A Department of Education proposal to regulate which bank accounts can be marketed to students has members of the financial industry crying foul.
The proposed rule, released Friday, aims to protect students receiving financial aid from bank accounts with high user and overdraft fees, but the Consumer Bankers Association said the banking industry is already heavily supervised by a number of regulators that specialize in financial products.
“It is hard to believe Congress ever intended the Department of Education to wield authority over financial services,” CBA President and CEO Richard Hunt said in a statement.
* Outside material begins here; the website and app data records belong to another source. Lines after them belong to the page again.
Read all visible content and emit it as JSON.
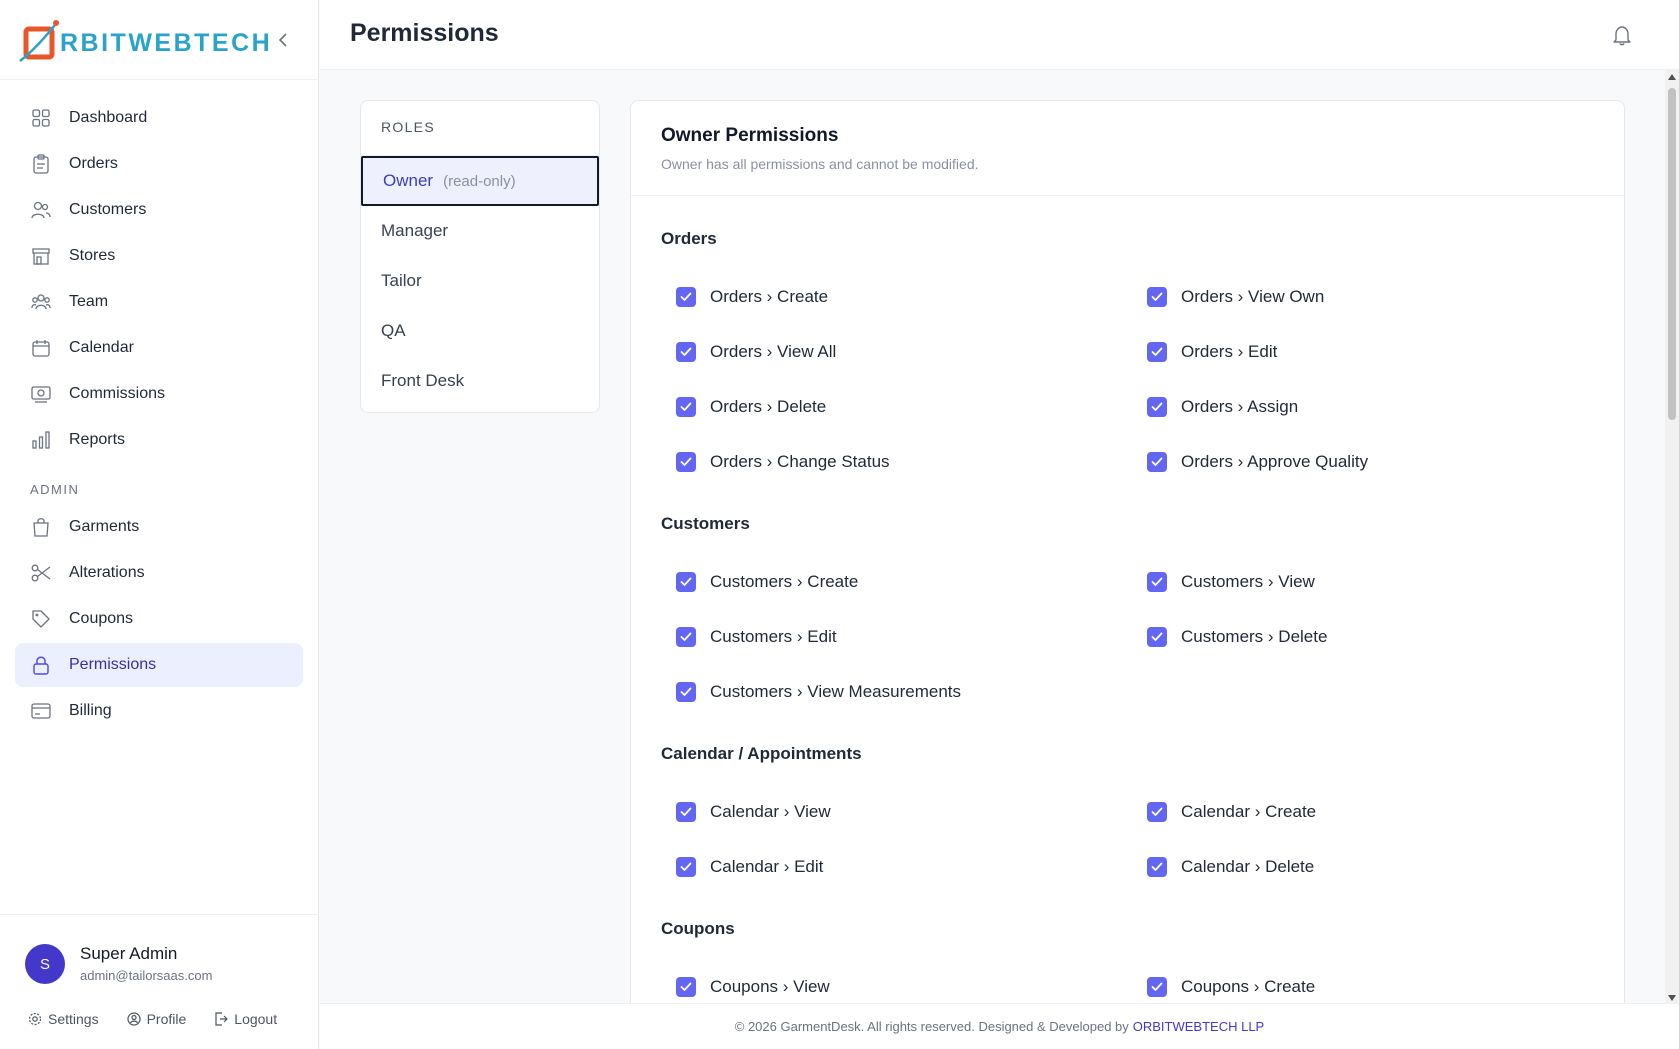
{
  "brand": {
    "name": "RBITWEBTECH"
  },
  "sidebar": {
    "items": [
      {
        "label": "Dashboard",
        "icon": "grid-icon"
      },
      {
        "label": "Orders",
        "icon": "clipboard-icon"
      },
      {
        "label": "Customers",
        "icon": "users-icon"
      },
      {
        "label": "Stores",
        "icon": "store-icon"
      },
      {
        "label": "Team",
        "icon": "team-icon"
      },
      {
        "label": "Calendar",
        "icon": "calendar-icon"
      },
      {
        "label": "Commissions",
        "icon": "commission-icon"
      },
      {
        "label": "Reports",
        "icon": "bar-chart-icon"
      }
    ],
    "admin_label": "ADMIN",
    "admin_items": [
      {
        "label": "Garments",
        "icon": "bag-icon"
      },
      {
        "label": "Alterations",
        "icon": "scissors-icon"
      },
      {
        "label": "Coupons",
        "icon": "tag-icon"
      },
      {
        "label": "Permissions",
        "icon": "lock-icon",
        "active": true
      },
      {
        "label": "Billing",
        "icon": "credit-card-icon"
      }
    ]
  },
  "user": {
    "initial": "S",
    "name": "Super Admin",
    "email": "admin@tailorsaas.com",
    "settings": "Settings",
    "profile": "Profile",
    "logout": "Logout"
  },
  "header": {
    "title": "Permissions"
  },
  "roles": {
    "title": "ROLES",
    "items": [
      {
        "label": "Owner",
        "note": "(read-only)",
        "active": true
      },
      {
        "label": "Manager"
      },
      {
        "label": "Tailor"
      },
      {
        "label": "QA"
      },
      {
        "label": "Front Desk"
      }
    ]
  },
  "permissions": {
    "title": "Owner Permissions",
    "subtitle": "Owner has all permissions and cannot be modified.",
    "groups": [
      {
        "title": "Orders",
        "items": [
          "Orders › Create",
          "Orders › View Own",
          "Orders › View All",
          "Orders › Edit",
          "Orders › Delete",
          "Orders › Assign",
          "Orders › Change Status",
          "Orders › Approve Quality"
        ]
      },
      {
        "title": "Customers",
        "items": [
          "Customers › Create",
          "Customers › View",
          "Customers › Edit",
          "Customers › Delete",
          "Customers › View Measurements"
        ]
      },
      {
        "title": "Calendar / Appointments",
        "items": [
          "Calendar › View",
          "Calendar › Create",
          "Calendar › Edit",
          "Calendar › Delete"
        ]
      },
      {
        "title": "Coupons",
        "items": [
          "Coupons › View",
          "Coupons › Create"
        ]
      }
    ]
  },
  "footer": {
    "text": "© 2026 GarmentDesk. All rights reserved. Designed & Developed by",
    "link": "ORBITWEBTECH LLP"
  },
  "colors": {
    "accent": "#6366f1",
    "brand": "#2aa3c9",
    "active_bg": "#eceffd"
  }
}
Because more and more colleges are entering into agreements with banks and financial institutions to outsource their financial aid disbursements — the leftover student loan and grant money that’s owed to the students once the school’s tuition and fees are paid — the Education Department said it believes regulatory action is needed.
In return for monetary benefits, schools are allowing financial institutions to market bank accounts and prepaid cards to their students.
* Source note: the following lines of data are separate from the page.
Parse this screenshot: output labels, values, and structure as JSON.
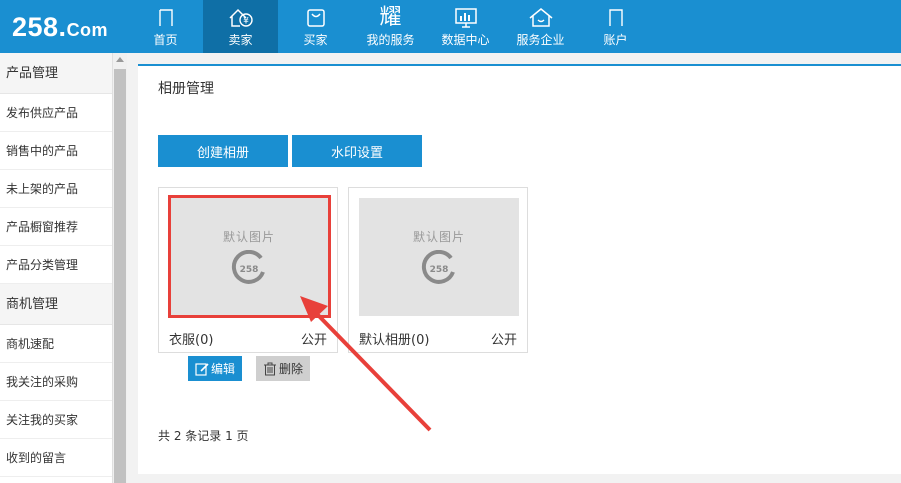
{
  "logo": {
    "main": "258.",
    "com": "Com"
  },
  "nav": [
    {
      "label": "首页",
      "icon": "home-icon",
      "active": false
    },
    {
      "label": "卖家",
      "icon": "seller-icon",
      "active": true
    },
    {
      "label": "买家",
      "icon": "buyer-bag-icon",
      "active": false
    },
    {
      "label": "我的服务",
      "icon": "service-glyph-icon",
      "active": false
    },
    {
      "label": "数据中心",
      "icon": "data-chart-icon",
      "active": false
    },
    {
      "label": "服务企业",
      "icon": "enterprise-home-icon",
      "active": false
    },
    {
      "label": "账户",
      "icon": "account-icon",
      "active": false
    }
  ],
  "nav_glyph_service": "耀",
  "sidebar": {
    "groups": [
      {
        "title": "产品管理",
        "items": [
          "发布供应产品",
          "销售中的产品",
          "未上架的产品",
          "产品橱窗推荐",
          "产品分类管理"
        ]
      },
      {
        "title": "商机管理",
        "items": [
          "商机速配",
          "我关注的采购",
          "关注我的买家",
          "收到的留言"
        ]
      }
    ]
  },
  "main": {
    "title": "相册管理",
    "create_button": "创建相册",
    "watermark_button": "水印设置",
    "albums": [
      {
        "name": "衣服(0)",
        "visibility": "公开",
        "placeholder": "默认图片",
        "brand": "258"
      },
      {
        "name": "默认相册(0)",
        "visibility": "公开",
        "placeholder": "默认图片",
        "brand": "258"
      }
    ],
    "edit_button": "编辑",
    "delete_button": "删除",
    "pagination": "共 2 条记录 1 页"
  },
  "colors": {
    "primary": "#1a8fd1",
    "active_nav": "#0f6fa6",
    "highlight": "#e8403a"
  }
}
The Center for Responsible Lending said students are drawn into opening these accounts, which often carry high user and overdraft fees, by promises of immediate access to their money.
“Students are an incredibly lucrative body of consumers for banks to be accessing,” said Maura Dundon, the CRL’s senior policy counsel. “Over half of all students come to campus without their own account yet and we know bank accounts are sticky — once you get someone in your account you will likely have them for a long time as a customer.”
The new rules would keep schools from allowing accounts that charge overdraft and point of sale fees to be marketed to students and would prohibit schools from making refund payments to these accounts faster than pre-existing accounts.
Colleges and universities would also be required to provide a list of account options that a student may choose from to receive credit balance funds, and schools would be prohibited from requiring students or parents to open accounts in order to receive their student aid refunds.
Hunt said the rule will ultimately cost students more in the long run.
“Though today’s proposal seems to have improved from its original form, what is being veiled as pro-consumer reform is far from it and based on little to no actual data,” he said.
“The burdensome cost of new regulatory requirements on schools will ultimately be paid for by students, increasing the cost of college at a time when the government should be trying to do the opposite.”